When you’re telling a story—whether writing a novel or relating recent events to a colleague—you’re constantly making a choice between the two narrative modes that writers call scene and summary.
“I took the cold keys out of my pocket, pressed the automatic unlock button, and heard the doors snap open” is scene.
“I drove to work,” is summary.
The big change that I got Max to make was telling his inciting incident as a scene (“…this stinky, rotting mass of flesh…I could barely breathe…”) rather than as summary (“not working out”). The details, sights and smells put us right there with him in the van, forcing us to imagine ourselves facing the same decision he did.
In tribute to Max, I’ve christened this the Stinky Cow Principle: Stories connect better with audiences when you convey your inciting incident as a scene—especially when the incident involves suffering, failure, disillusionment or struggle on your part.
“I decided to start a high-quality printing shop,” a woman named Melinda said during another recent workshop I led. When I probed for scenic details, Melinda described her own Stinky Cow, which happened to be her boss:
I was working on staff at a printing shop where the owner never cared about doing quality work. One day this man comes in to complain about a shoddy job we had done, but my boss just argued with him and told him to take a hike. That had happened dozens of times, but this time was the straw that broke the camel’s back—the one where I realized that if I wanted to deliver quality work that made people happy, I would have to quit and open my own shop.
I hope you’ll agree that the Stinky Cow version of Melinda’s story is far more effective at conveying her values — not to mention at positioning her as a compelling option for someone in need of high-quality printing.
Apply the Stinky Cow Principle to all of your stories—business and personal
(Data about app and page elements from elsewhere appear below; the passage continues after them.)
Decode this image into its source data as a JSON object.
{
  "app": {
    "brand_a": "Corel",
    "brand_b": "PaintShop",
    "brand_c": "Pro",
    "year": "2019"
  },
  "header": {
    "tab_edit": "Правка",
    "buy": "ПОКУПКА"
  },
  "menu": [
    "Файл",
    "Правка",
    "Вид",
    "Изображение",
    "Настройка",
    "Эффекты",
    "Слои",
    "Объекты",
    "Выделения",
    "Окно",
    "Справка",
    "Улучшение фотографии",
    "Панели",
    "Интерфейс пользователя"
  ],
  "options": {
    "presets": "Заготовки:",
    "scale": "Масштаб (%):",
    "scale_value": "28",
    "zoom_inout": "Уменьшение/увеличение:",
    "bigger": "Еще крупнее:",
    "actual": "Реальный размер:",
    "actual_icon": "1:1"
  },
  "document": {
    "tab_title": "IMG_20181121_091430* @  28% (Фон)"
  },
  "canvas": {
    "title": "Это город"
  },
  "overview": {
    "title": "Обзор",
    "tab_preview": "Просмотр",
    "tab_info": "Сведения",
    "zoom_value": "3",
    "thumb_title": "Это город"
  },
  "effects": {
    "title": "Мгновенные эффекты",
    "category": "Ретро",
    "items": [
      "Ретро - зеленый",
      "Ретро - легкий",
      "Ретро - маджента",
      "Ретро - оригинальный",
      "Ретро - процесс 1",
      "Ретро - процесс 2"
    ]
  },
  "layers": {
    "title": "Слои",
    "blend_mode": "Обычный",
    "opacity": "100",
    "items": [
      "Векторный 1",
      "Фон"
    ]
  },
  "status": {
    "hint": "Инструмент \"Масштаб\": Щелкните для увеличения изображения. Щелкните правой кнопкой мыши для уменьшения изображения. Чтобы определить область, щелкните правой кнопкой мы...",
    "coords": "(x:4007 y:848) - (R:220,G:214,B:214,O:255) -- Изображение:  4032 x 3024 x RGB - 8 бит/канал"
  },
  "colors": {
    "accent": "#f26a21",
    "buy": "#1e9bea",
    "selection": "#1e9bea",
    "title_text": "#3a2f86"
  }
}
Because my workshops are ultimately geared to business storytelling, the stories that participants tell often revolve around their careers.
But the Stinky Cow Principle makes any business or personal story more effective at connecting with people. For example, the next time you tell a customer success story, instead of just saying, “they had X problem,” paint a full picture — in all its Stinky Cow glory — of how your customers were suffering before you helped them make a change.
The Stinky Cow Principle also applies to happy inciting incidents: The next time someone asks why you first started dating your significant other, instead of summarizing the reasons, describe the scene.
As Max learned, everyone you talk to will feel more connected to the people in your stories — and to you.
Want to learn how to craft your story? Register for our webinar here.